§ EXERCISE GOAL: All entries are to be reproduced exactly; the pictures are to be omitted.

[Opening MATERIAL SUPPLIED section]

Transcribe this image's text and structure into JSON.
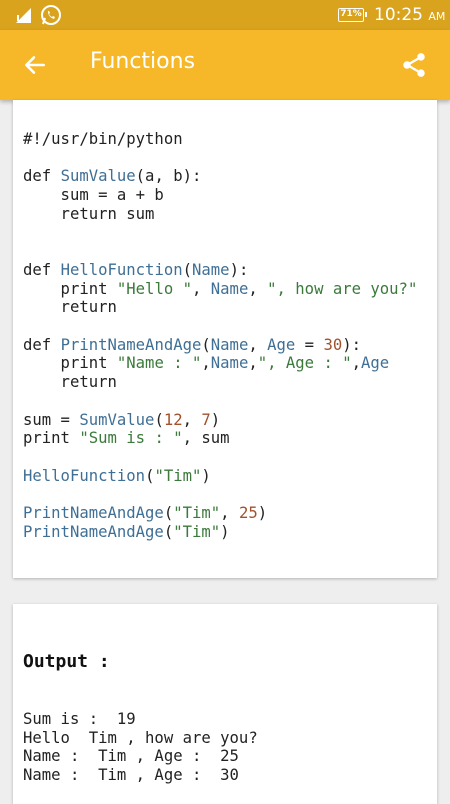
{
  "status_bar": {
    "battery": "71%",
    "time": "10:25",
    "ampm": "AM"
  },
  "app_bar": {
    "title": "Functions",
    "back_icon": "arrow-left-icon",
    "share_icon": "share-icon"
  },
  "code": {
    "lines": [
      "#!/usr/bin/python",
      "",
      "def SumValue(a, b):",
      "    sum = a + b",
      "    return sum",
      "",
      "",
      "def HelloFunction(Name):",
      "    print \"Hello \", Name, \", how are you?\"",
      "    return",
      "",
      "def PrintNameAndAge(Name, Age = 30):",
      "    print \"Name : \",Name,\", Age : \",Age",
      "    return",
      "",
      "sum = SumValue(12, 7)",
      "print \"Sum is : \", sum",
      "",
      "HelloFunction(\"Tim\")",
      "",
      "PrintNameAndAge(\"Tim\", 25)",
      "PrintNameAndAge(\"Tim\")"
    ]
  },
  "output": {
    "label": "Output :",
    "lines": [
      "Sum is :  19",
      "Hello  Tim , how are you?",
      "Name :  Tim , Age :  25",
      "Name :  Tim , Age :  30"
    ]
  },
  "colors": {
    "app_bar": "#f6b828",
    "status_bar": "#d9a31d",
    "function_name": "#3f6f95",
    "string": "#3b7a3b",
    "number": "#a0522d"
  }
}
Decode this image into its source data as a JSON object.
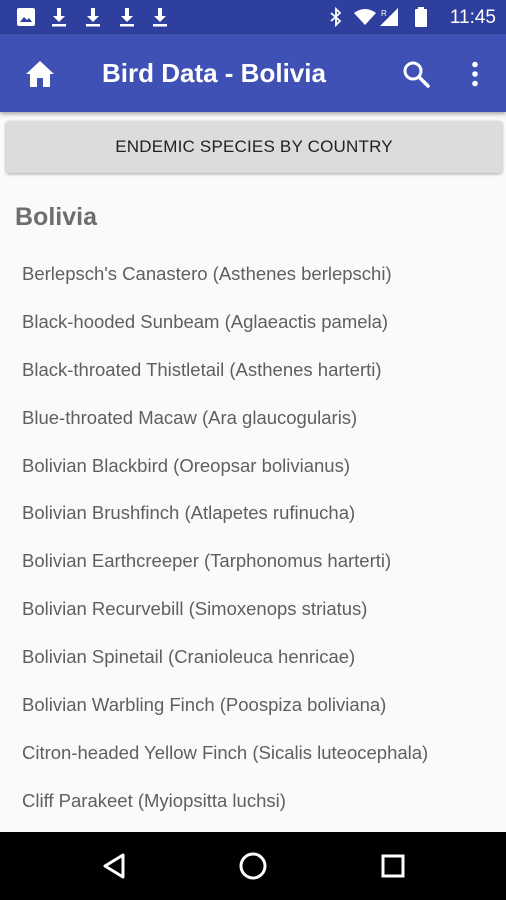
{
  "status_bar": {
    "time": "11:45",
    "left_icons": [
      "image-icon",
      "download-icon",
      "download-icon",
      "download-icon",
      "download-icon"
    ],
    "right_icons": [
      "bluetooth-icon",
      "wifi-icon",
      "signal-icon",
      "battery-icon"
    ]
  },
  "app_bar": {
    "title": "Bird Data - Bolivia",
    "home_icon": "home-icon",
    "search_icon": "search-icon",
    "menu_icon": "more-vert-icon"
  },
  "category_button": {
    "label": "ENDEMIC SPECIES BY COUNTRY"
  },
  "country_heading": "Bolivia",
  "species": [
    "Berlepsch's Canastero (Asthenes berlepschi)",
    "Black-hooded Sunbeam (Aglaeactis pamela)",
    "Black-throated Thistletail (Asthenes harterti)",
    "Blue-throated Macaw (Ara glaucogularis)",
    "Bolivian Blackbird (Oreopsar bolivianus)",
    "Bolivian Brushfinch (Atlapetes rufinucha)",
    "Bolivian Earthcreeper (Tarphonomus harterti)",
    "Bolivian Recurvebill (Simoxenops striatus)",
    "Bolivian Spinetail (Cranioleuca henricae)",
    "Bolivian Warbling Finch (Poospiza boliviana)",
    "Citron-headed Yellow Finch (Sicalis luteocephala)",
    "Cliff Parakeet (Myiopsitta luchsi)"
  ],
  "nav_bar": {
    "back_icon": "back-icon",
    "home_icon": "home-circle-icon",
    "recents_icon": "recents-icon"
  }
}
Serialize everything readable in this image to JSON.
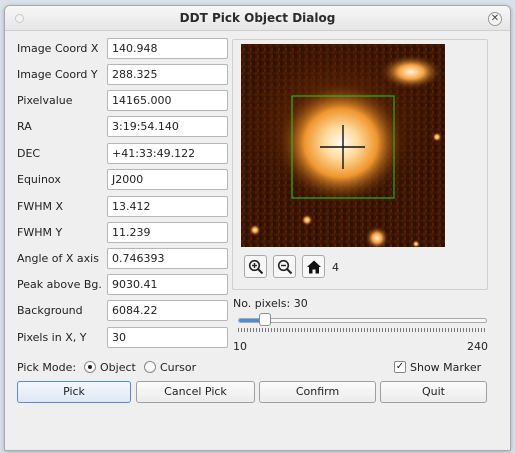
{
  "window": {
    "title": "DDT Pick Object Dialog"
  },
  "fields": [
    {
      "label": "Image Coord X",
      "value": "140.948"
    },
    {
      "label": "Image Coord Y",
      "value": "288.325"
    },
    {
      "label": "Pixelvalue",
      "value": "14165.000"
    },
    {
      "label": "RA",
      "value": "3:19:54.140"
    },
    {
      "label": "DEC",
      "value": "+41:33:49.122"
    },
    {
      "label": "Equinox",
      "value": "J2000"
    },
    {
      "label": "FWHM X",
      "value": "13.412"
    },
    {
      "label": "FWHM Y",
      "value": "11.239"
    },
    {
      "label": "Angle of X axis",
      "value": "0.746393"
    },
    {
      "label": "Peak above Bg.",
      "value": "9030.41"
    },
    {
      "label": "Background",
      "value": "6084.22"
    },
    {
      "label": "Pixels in X, Y",
      "value": "30"
    }
  ],
  "toolbar": {
    "zoom_in_icon": "zoom-in-icon",
    "zoom_out_icon": "zoom-out-icon",
    "home_icon": "home-icon",
    "zoom_level": "4"
  },
  "slider": {
    "label": "No. pixels: 30",
    "min_label": "10",
    "max_label": "240",
    "min": 10,
    "max": 240,
    "value": 30
  },
  "pick_mode": {
    "label": "Pick Mode:",
    "options": [
      {
        "label": "Object",
        "selected": true
      },
      {
        "label": "Cursor",
        "selected": false
      }
    ]
  },
  "show_marker": {
    "label": "Show Marker",
    "checked": true
  },
  "buttons": {
    "pick": "Pick",
    "cancel_pick": "Cancel Pick",
    "confirm": "Confirm",
    "quit": "Quit"
  },
  "colors": {
    "image_background": "#3a1400",
    "star_core": "#fff6e8",
    "star_halo": "#e88a2a",
    "marker_box": "#22cc22",
    "slider_fill": "#4a8fd6"
  }
}
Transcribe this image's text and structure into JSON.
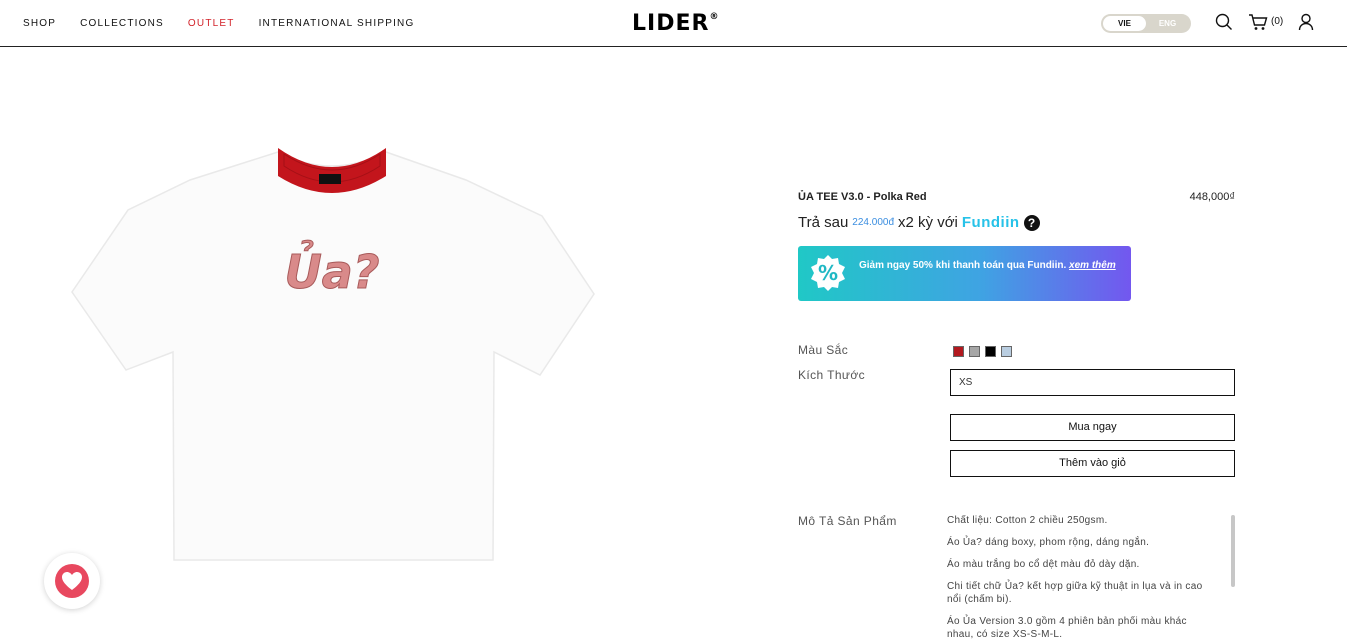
{
  "nav": {
    "items": [
      "SHOP",
      "COLLECTIONS",
      "OUTLET",
      "INTERNATIONAL SHIPPING"
    ]
  },
  "brand": {
    "name": "LIDER",
    "mark": "®"
  },
  "language": {
    "active": "VIE",
    "inactive": "ENG"
  },
  "icons": {
    "search": "search-icon",
    "cart": "cart-icon",
    "account": "user-icon",
    "wishlist": "heart-icon"
  },
  "cart": {
    "count": "(0)"
  },
  "product": {
    "title": "ỦA TEE V3.0 - Polka Red",
    "price": "448,000₫",
    "installment": {
      "prefix": "Trả sau",
      "amount": "224.000đ",
      "suffix": "x2 kỳ với",
      "provider": "Fundiin",
      "help": "?"
    },
    "promo": {
      "badge": "%",
      "text_before": "Giảm ngay ",
      "percent": "50%",
      "text_after": " khi thanh toán qua Fundiin. ",
      "more": "xem thêm"
    },
    "color_label": "Màu Sắc",
    "colors": [
      "#b2191f",
      "#a6a6a6",
      "#000000",
      "#b9cde0"
    ],
    "size_label": "Kích Thước",
    "size_value": "XS",
    "buy_now": "Mua ngay",
    "add_to_cart": "Thêm vào giỏ",
    "description_label": "Mô Tả Sản Phẩm",
    "description": [
      "Chất liệu: Cotton 2 chiều 250gsm.",
      "Áo Ủa? dáng boxy, phom rộng, dáng ngắn.",
      "Áo màu trắng bo cổ dệt màu đỏ dày dặn.",
      "Chi tiết chữ Ủa? kết hợp giữa kỹ thuật in lụa và in cao nổi (chấm bi).",
      "Áo Ủa Version 3.0 gồm 4 phiên bản phối màu khác nhau, có size XS-S-M-L."
    ],
    "image_print": "Ủa?"
  }
}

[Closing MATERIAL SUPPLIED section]

§ OUTPUT OF THE EXERCISE:
Transcribe this image's text and structure into JSON.
{
  "status_bar": {
    "battery": "71%",
    "time": "10:25",
    "ampm": "AM"
  },
  "app_bar": {
    "title": "Functions",
    "back_icon": "arrow-left-icon",
    "share_icon": "share-icon"
  },
  "code": {
    "lines": [
      "#!/usr/bin/python",
      "",
      "def SumValue(a, b):",
      "    sum = a + b",
      "    return sum",
      "",
      "",
      "def HelloFunction(Name):",
      "    print \"Hello \", Name, \", how are you?\"",
      "    return",
      "",
      "def PrintNameAndAge(Name, Age = 30):",
      "    print \"Name : \",Name,\", Age : \",Age",
      "    return",
      "",
      "sum = SumValue(12, 7)",
      "print \"Sum is : \", sum",
      "",
      "HelloFunction(\"Tim\")",
      "",
      "PrintNameAndAge(\"Tim\", 25)",
      "PrintNameAndAge(\"Tim\")"
    ]
  },
  "output": {
    "label": "Output :",
    "lines": [
      "Sum is :  19",
      "Hello  Tim , how are you?",
      "Name :  Tim , Age :  25",
      "Name :  Tim , Age :  30"
    ]
  },
  "colors": {
    "app_bar": "#f6b828",
    "status_bar": "#d9a31d",
    "function_name": "#3f6f95",
    "string": "#3b7a3b",
    "number": "#a0522d"
  }
}
Decode this image into its source data as a JSON object.
{
  "status_bar": {
    "time": "11:45",
    "left_icons": [
      "image-icon",
      "download-icon",
      "download-icon",
      "download-icon",
      "download-icon"
    ],
    "right_icons": [
      "bluetooth-icon",
      "wifi-icon",
      "signal-icon",
      "battery-icon"
    ]
  },
  "app_bar": {
    "title": "Bird Data - Bolivia",
    "home_icon": "home-icon",
    "search_icon": "search-icon",
    "menu_icon": "more-vert-icon"
  },
  "category_button": {
    "label": "ENDEMIC SPECIES BY COUNTRY"
  },
  "country_heading": "Bolivia",
  "species": [
    "Berlepsch's Canastero (Asthenes berlepschi)",
    "Black-hooded Sunbeam (Aglaeactis pamela)",
    "Black-throated Thistletail (Asthenes harterti)",
    "Blue-throated Macaw (Ara glaucogularis)",
    "Bolivian Blackbird (Oreopsar bolivianus)",
    "Bolivian Brushfinch (Atlapetes rufinucha)",
    "Bolivian Earthcreeper (Tarphonomus harterti)",
    "Bolivian Recurvebill (Simoxenops striatus)",
    "Bolivian Spinetail (Cranioleuca henricae)",
    "Bolivian Warbling Finch (Poospiza boliviana)",
    "Citron-headed Yellow Finch (Sicalis luteocephala)",
    "Cliff Parakeet (Myiopsitta luchsi)"
  ],
  "nav_bar": {
    "back_icon": "back-icon",
    "home_icon": "home-circle-icon",
    "recents_icon": "recents-icon"
  }
}
Serialize everything readable in this image to JSON.
{
  "window": {
    "title": "DDT Pick Object Dialog"
  },
  "fields": [
    {
      "label": "Image Coord X",
      "value": "140.948"
    },
    {
      "label": "Image Coord Y",
      "value": "288.325"
    },
    {
      "label": "Pixelvalue",
      "value": "14165.000"
    },
    {
      "label": "RA",
      "value": "3:19:54.140"
    },
    {
      "label": "DEC",
      "value": "+41:33:49.122"
    },
    {
      "label": "Equinox",
      "value": "J2000"
    },
    {
      "label": "FWHM X",
      "value": "13.412"
    },
    {
      "label": "FWHM Y",
      "value": "11.239"
    },
    {
      "label": "Angle of X axis",
      "value": "0.746393"
    },
    {
      "label": "Peak above Bg.",
      "value": "9030.41"
    },
    {
      "label": "Background",
      "value": "6084.22"
    },
    {
      "label": "Pixels in X, Y",
      "value": "30"
    }
  ],
  "toolbar": {
    "zoom_in_icon": "zoom-in-icon",
    "zoom_out_icon": "zoom-out-icon",
    "home_icon": "home-icon",
    "zoom_level": "4"
  },
  "slider": {
    "label": "No. pixels: 30",
    "min_label": "10",
    "max_label": "240",
    "min": 10,
    "max": 240,
    "value": 30
  },
  "pick_mode": {
    "label": "Pick Mode:",
    "options": [
      {
        "label": "Object",
        "selected": true
      },
      {
        "label": "Cursor",
        "selected": false
      }
    ]
  },
  "show_marker": {
    "label": "Show Marker",
    "checked": true
  },
  "buttons": {
    "pick": "Pick",
    "cancel_pick": "Cancel Pick",
    "confirm": "Confirm",
    "quit": "Quit"
  },
  "colors": {
    "image_background": "#3a1400",
    "star_core": "#fff6e8",
    "star_halo": "#e88a2a",
    "marker_box": "#22cc22",
    "slider_fill": "#4a8fd6"
  }
}
Transcribe this image's text and structure into JSON.
{
  "nav": {
    "items": [
      "SHOP",
      "COLLECTIONS",
      "OUTLET",
      "INTERNATIONAL SHIPPING"
    ]
  },
  "brand": {
    "name": "LIDER",
    "mark": "®"
  },
  "language": {
    "active": "VIE",
    "inactive": "ENG"
  },
  "icons": {
    "search": "search-icon",
    "cart": "cart-icon",
    "account": "user-icon",
    "wishlist": "heart-icon"
  },
  "cart": {
    "count": "(0)"
  },
  "product": {
    "title": "ỦA TEE V3.0 - Polka Red",
    "price": "448,000₫",
    "installment": {
      "prefix": "Trả sau",
      "amount": "224.000đ",
      "suffix": "x2 kỳ với",
      "provider": "Fundiin",
      "help": "?"
    },
    "promo": {
      "badge": "%",
      "text_before": "Giảm ngay ",
      "percent": "50%",
      "text_after": " khi thanh toán qua Fundiin. ",
      "more": "xem thêm"
    },
    "color_label": "Màu Sắc",
    "colors": [
      "#b2191f",
      "#a6a6a6",
      "#000000",
      "#b9cde0"
    ],
    "size_label": "Kích Thước",
    "size_value": "XS",
    "buy_now": "Mua ngay",
    "add_to_cart": "Thêm vào giỏ",
    "description_label": "Mô Tả Sản Phẩm",
    "description": [
      "Chất liệu: Cotton 2 chiều 250gsm.",
      "Áo Ủa? dáng boxy, phom rộng, dáng ngắn.",
      "Áo màu trắng bo cổ dệt màu đỏ dày dặn.",
      "Chi tiết chữ Ủa? kết hợp giữa kỹ thuật in lụa và in cao nổi (chấm bi).",
      "Áo Ủa Version 3.0 gồm 4 phiên bản phối màu khác nhau, có size XS-S-M-L."
    ],
    "image_print": "Ủa?"
  }
}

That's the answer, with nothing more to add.